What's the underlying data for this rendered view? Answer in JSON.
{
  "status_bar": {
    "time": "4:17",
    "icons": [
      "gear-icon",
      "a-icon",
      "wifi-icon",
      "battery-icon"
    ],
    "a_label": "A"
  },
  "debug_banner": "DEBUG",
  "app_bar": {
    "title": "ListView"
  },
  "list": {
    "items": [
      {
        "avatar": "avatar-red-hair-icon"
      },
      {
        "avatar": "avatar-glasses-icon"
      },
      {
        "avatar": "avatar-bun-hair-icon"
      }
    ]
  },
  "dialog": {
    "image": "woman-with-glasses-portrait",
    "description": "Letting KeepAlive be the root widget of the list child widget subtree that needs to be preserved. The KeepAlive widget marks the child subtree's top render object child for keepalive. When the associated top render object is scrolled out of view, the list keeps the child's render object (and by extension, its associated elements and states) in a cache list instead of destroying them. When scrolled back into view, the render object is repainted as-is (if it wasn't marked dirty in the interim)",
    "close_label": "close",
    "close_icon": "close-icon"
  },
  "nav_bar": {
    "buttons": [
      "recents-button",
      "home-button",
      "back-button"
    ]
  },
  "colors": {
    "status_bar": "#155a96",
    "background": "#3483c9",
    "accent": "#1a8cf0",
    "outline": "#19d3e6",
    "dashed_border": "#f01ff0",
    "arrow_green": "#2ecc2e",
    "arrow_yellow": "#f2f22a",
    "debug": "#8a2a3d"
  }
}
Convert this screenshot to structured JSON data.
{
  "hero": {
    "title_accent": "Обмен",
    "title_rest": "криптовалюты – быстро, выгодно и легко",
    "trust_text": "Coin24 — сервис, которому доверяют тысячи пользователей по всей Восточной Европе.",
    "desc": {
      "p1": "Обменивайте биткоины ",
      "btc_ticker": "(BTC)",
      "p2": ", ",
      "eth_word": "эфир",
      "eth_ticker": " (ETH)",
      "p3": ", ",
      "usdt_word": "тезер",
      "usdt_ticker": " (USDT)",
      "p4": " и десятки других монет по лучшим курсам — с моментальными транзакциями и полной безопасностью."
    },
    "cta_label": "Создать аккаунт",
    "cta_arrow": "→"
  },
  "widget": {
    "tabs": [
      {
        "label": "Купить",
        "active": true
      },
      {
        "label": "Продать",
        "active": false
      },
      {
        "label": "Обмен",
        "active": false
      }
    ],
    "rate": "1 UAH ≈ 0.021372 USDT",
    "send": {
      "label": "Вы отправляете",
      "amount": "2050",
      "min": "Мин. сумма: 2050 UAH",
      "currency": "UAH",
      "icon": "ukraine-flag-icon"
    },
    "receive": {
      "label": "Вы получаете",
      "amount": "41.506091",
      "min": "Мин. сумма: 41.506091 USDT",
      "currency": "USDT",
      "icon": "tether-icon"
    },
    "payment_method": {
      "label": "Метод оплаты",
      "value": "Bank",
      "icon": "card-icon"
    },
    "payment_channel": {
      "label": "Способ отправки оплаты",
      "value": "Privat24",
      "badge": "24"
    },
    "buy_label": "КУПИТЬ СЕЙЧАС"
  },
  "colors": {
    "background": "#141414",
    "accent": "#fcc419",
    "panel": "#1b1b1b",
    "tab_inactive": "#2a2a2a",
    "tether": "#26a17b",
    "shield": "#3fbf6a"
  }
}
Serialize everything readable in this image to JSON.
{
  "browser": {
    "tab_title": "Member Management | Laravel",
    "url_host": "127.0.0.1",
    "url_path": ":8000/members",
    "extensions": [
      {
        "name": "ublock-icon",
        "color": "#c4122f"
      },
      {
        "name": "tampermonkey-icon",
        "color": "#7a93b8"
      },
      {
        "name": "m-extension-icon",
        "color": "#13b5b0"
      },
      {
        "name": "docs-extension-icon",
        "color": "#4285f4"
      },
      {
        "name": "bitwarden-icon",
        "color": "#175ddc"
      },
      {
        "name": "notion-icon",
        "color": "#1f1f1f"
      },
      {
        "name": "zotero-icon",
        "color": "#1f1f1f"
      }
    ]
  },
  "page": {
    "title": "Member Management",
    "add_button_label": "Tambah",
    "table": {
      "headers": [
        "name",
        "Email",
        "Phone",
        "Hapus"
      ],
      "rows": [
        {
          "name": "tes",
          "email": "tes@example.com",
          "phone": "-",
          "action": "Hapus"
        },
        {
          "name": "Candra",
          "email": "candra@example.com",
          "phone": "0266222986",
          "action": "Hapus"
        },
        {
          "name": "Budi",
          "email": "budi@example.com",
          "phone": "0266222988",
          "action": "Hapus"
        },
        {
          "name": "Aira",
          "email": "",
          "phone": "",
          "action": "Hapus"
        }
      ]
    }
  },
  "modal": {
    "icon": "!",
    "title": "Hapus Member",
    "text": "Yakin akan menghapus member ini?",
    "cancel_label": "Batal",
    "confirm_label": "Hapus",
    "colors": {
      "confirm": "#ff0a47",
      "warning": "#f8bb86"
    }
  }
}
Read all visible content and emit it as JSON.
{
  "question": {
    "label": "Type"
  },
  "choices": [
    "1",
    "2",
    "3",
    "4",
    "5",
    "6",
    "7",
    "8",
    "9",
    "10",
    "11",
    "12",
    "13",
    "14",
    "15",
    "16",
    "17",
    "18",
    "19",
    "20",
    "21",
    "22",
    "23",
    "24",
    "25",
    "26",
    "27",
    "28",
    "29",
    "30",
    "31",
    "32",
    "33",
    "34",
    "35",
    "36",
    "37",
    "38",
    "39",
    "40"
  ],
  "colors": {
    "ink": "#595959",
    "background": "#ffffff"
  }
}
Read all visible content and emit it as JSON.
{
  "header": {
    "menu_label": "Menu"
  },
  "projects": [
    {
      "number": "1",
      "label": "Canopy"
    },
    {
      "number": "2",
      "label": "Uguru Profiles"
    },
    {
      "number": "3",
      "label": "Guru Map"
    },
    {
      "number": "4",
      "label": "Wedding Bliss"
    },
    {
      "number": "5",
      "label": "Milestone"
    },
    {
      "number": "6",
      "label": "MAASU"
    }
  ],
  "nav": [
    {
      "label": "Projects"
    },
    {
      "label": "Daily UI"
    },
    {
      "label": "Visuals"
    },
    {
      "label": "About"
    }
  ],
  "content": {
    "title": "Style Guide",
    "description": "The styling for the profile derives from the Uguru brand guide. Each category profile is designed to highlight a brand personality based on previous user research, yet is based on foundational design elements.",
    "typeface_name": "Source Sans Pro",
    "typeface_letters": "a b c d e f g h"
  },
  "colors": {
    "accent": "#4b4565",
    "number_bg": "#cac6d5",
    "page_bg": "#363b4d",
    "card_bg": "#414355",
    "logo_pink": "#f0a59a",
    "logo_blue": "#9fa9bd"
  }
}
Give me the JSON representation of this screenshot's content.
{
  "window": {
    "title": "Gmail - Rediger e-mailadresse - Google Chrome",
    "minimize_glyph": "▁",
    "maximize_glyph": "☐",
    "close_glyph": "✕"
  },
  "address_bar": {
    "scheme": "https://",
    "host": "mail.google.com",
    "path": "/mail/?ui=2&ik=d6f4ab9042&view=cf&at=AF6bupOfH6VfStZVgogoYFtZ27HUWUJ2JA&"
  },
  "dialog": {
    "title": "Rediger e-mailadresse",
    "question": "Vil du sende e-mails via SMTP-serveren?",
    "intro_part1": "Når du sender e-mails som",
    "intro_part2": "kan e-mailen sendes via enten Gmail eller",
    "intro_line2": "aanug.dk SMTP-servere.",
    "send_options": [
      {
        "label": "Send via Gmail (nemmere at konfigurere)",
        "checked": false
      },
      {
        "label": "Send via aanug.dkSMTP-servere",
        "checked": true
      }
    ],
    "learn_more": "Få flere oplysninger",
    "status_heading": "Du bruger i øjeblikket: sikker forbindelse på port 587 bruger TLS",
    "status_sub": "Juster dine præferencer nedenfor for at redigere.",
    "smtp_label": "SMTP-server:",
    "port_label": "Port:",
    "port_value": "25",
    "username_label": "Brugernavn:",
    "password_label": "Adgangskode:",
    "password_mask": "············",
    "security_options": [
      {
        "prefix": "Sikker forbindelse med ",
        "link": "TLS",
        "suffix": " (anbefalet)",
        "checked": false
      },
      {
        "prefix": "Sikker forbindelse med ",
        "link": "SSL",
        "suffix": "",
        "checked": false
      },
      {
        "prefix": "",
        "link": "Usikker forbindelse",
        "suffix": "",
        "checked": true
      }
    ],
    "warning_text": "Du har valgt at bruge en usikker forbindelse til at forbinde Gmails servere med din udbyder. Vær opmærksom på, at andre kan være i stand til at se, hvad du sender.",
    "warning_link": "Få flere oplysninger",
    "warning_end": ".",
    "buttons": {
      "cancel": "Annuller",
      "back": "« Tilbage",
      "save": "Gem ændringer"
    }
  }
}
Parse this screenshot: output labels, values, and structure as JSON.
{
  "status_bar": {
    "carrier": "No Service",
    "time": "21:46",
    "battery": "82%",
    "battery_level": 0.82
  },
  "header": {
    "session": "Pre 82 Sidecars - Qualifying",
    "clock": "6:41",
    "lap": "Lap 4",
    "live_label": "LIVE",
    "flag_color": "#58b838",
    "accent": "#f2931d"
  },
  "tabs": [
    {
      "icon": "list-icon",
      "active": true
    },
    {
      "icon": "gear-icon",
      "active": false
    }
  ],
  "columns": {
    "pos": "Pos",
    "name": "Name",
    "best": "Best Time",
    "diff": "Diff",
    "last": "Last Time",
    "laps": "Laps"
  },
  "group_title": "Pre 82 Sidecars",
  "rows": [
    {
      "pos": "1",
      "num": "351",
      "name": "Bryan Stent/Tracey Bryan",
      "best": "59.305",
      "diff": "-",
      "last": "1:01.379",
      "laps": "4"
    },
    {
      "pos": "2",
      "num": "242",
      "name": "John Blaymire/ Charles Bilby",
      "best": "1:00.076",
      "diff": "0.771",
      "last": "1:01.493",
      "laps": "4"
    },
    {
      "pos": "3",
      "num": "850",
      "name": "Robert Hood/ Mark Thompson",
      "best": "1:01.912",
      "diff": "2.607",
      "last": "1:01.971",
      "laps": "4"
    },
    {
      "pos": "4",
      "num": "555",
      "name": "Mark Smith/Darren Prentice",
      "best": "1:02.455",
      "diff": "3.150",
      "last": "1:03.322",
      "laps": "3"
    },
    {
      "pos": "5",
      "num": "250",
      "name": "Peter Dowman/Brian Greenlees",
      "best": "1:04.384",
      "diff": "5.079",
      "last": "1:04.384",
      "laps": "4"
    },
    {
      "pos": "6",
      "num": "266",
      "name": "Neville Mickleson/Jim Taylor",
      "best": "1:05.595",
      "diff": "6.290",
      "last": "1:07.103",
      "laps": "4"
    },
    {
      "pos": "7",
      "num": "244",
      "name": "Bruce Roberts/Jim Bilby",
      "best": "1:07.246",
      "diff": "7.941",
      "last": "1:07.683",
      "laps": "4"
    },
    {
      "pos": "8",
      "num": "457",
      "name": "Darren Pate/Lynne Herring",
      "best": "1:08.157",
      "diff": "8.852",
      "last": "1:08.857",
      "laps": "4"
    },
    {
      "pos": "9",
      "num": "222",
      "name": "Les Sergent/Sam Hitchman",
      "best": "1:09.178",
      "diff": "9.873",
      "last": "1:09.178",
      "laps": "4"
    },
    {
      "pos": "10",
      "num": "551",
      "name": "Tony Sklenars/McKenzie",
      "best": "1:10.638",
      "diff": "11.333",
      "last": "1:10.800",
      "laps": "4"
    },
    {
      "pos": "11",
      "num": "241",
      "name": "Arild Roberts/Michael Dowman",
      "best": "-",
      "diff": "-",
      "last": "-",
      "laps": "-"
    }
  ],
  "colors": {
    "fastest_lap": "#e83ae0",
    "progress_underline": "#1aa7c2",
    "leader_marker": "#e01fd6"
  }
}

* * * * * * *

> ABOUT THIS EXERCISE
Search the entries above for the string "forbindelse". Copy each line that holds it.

> TASK RESULT
    "status_heading": "Du bruger i øjeblikket: sikker forbindelse på port 587 bruger TLS",
        "prefix": "Sikker forbindelse med ",
        "prefix": "Sikker forbindelse med ",
        "link": "Usikker forbindelse",
    "warning_text": "Du har valgt at bruge en usikker forbindelse til at forbinde Gmails servere med din udbyder. Vær opmærksom på, at andre kan være i stand til at se, hvad du sender.",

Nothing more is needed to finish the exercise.